Seminar

Black carbon aerosols over an urban region: Characteristics, Mixing and Radiative Forcing

Speaker: S. Ramachandran, Physical Research Laboratory, Ahmedabad, India

When: Tuesday, August 21, 2012, 10:00 a.m. Mountain Time
Location: Room 2A305, DSRC (NOAA Building), 325 Broadway, Boulder
Directions: Refer to More Information under our Seminar Schedule

ALL Seminar attendees agree not to cite, quote, copy, or distribute material presented without the explicit written consent of the seminar presenter. Any opinions expressed in this seminar are those of the speaker alone and do not necessarily reflect the opinions of NOAA or ESRL CSD.

Abstract:

Black carbon (BC), among the carbonaceous aerosols, is gaining considerable significance because of its ability to influence air quality and climate on local, regional and global scales. Black carbon aerosols are produced as primary particles from incomplete combustion processes such as fossil fuel and biomass burning, and hence most of the BC in the atmosphere originates from man-made activities. The radiative and climate impacts of BC are increasingly recognized as BC can absorb sunlight, heat the air and contribute to global warming, unlike the other aerosol types (e.g., sulfate) which produce cooling. Both absorbing (BC) and scattering (sulfate) aerosols cool the surface by reducing the incoming solar radiation and cause solar dimming. In the atmosphere aerosols exist in different mixing states. Mixing of aerosols can change the size distribution of aerosols, their life cycle and radiative effects. The diversity of aerosols present over a location due to local sources and long range transport can give rise to a complex aerosol mixture. Assumptions on the state of aerosol mixing and its effect on optical properties give rise to uncertainties in modeling of direct as well as indirect climate forcing of aerosols.
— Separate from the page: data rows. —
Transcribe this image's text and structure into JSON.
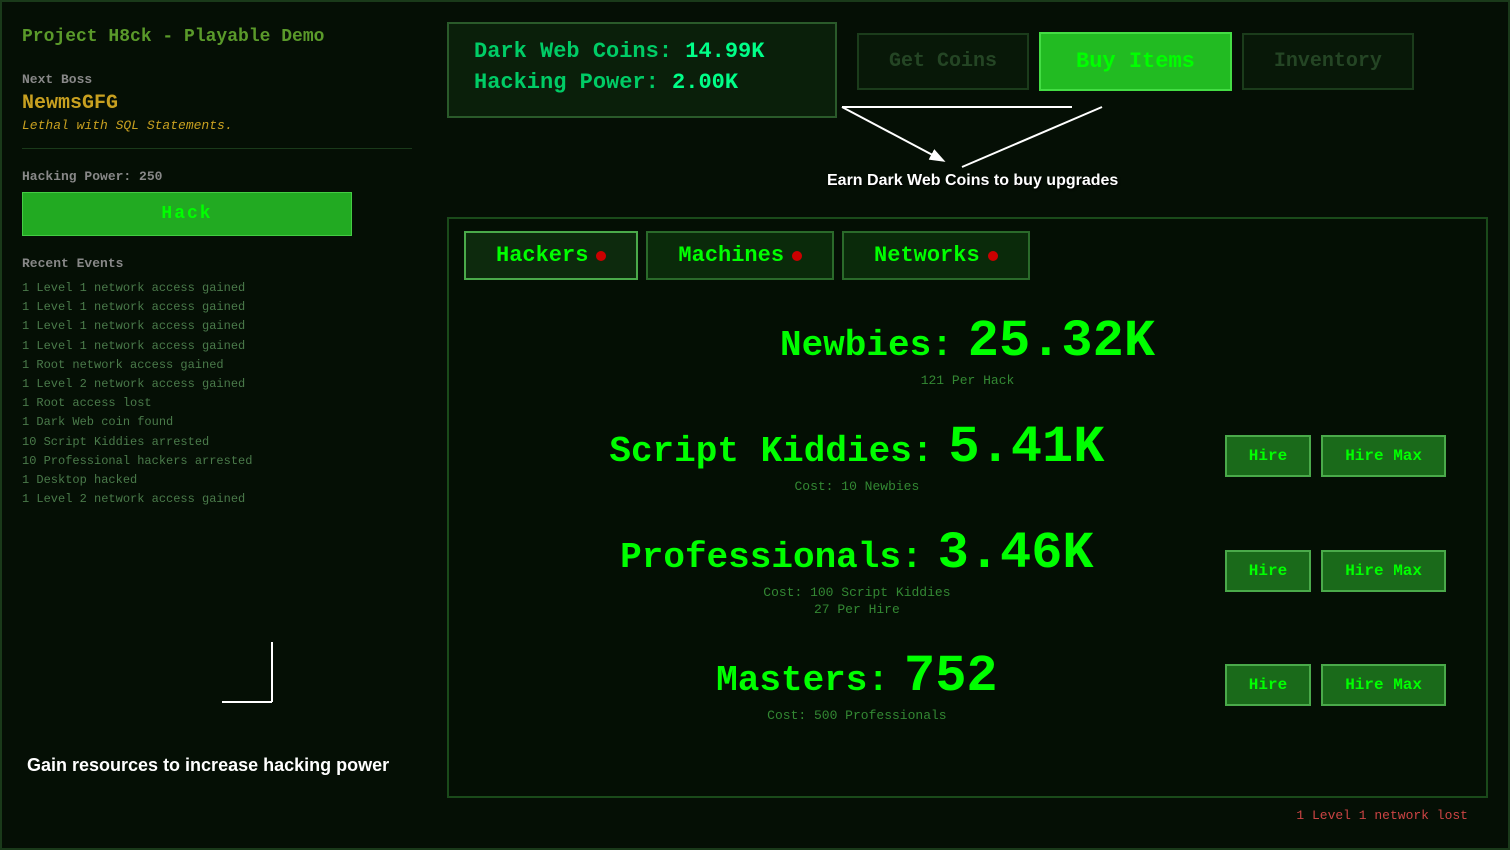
{
  "app": {
    "title": "Project H8ck - Playable Demo"
  },
  "sidebar": {
    "next_boss_label": "Next Boss",
    "boss_name": "NewmsGFG",
    "boss_desc": "Lethal with SQL Statements.",
    "hacking_power_label": "Hacking Power: 250",
    "hack_button": "Hack",
    "recent_events_label": "Recent Events",
    "events": [
      "1 Level 1 network access gained",
      "1 Level 1 network access gained",
      "1 Level 1 network access gained",
      "1 Level 1 network access gained",
      "1 Root network access gained",
      "1 Level 2 network access gained",
      "1 Root access lost",
      "1 Dark Web coin found",
      "10 Script Kiddies arrested",
      "10 Professional hackers arrested",
      "1 Desktop hacked",
      "1 Level 2 network access gained"
    ]
  },
  "stats": {
    "coins_label": "Dark Web Coins:",
    "coins_value": "14.99K",
    "power_label": "Hacking Power:",
    "power_value": "2.00K"
  },
  "header_buttons": {
    "get_coins": "Get Coins",
    "buy_items": "Buy Items",
    "inventory": "Inventory"
  },
  "annotations": {
    "earn_coins": "Earn Dark Web Coins to buy upgrades",
    "gain_resources": "Gain resources to\nincrease hacking power"
  },
  "tabs": [
    {
      "label": "Hackers",
      "has_dot": true,
      "active": true
    },
    {
      "label": "Machines",
      "has_dot": true,
      "active": false
    },
    {
      "label": "Networks",
      "has_dot": true,
      "active": false
    }
  ],
  "hackers": [
    {
      "name": "Newbies:",
      "count": "25.32K",
      "sub1": "121 Per Hack",
      "sub2": "",
      "show_buttons": false
    },
    {
      "name": "Script Kiddies:",
      "count": "5.41K",
      "sub1": "Cost: 10 Newbies",
      "sub2": "",
      "show_buttons": true
    },
    {
      "name": "Professionals:",
      "count": "3.46K",
      "sub1": "Cost: 100 Script Kiddies",
      "sub2": "27 Per Hire",
      "show_buttons": true
    },
    {
      "name": "Masters:",
      "count": "752",
      "sub1": "Cost: 500 Professionals",
      "sub2": "",
      "show_buttons": true
    }
  ],
  "buttons": {
    "hire": "Hire",
    "hire_max": "Hire Max"
  },
  "status_bar": {
    "message": "1 Level 1 network lost"
  }
}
This seminar will focus on the monthly/seasonal mean variations in physical and optical characteristics of aerosols over an urban region, and the resultant radiative effects with an emphasis on the black carbon owing to its crucial role in regional and global climate impacts. Results obtained on the probable mixing states of aerosols and their radiative effects over the study location, the climate impact in terms of the heating rates (K/day) for different scenarios of BC mass concentrations and zero BC conditions will be presented and discussed.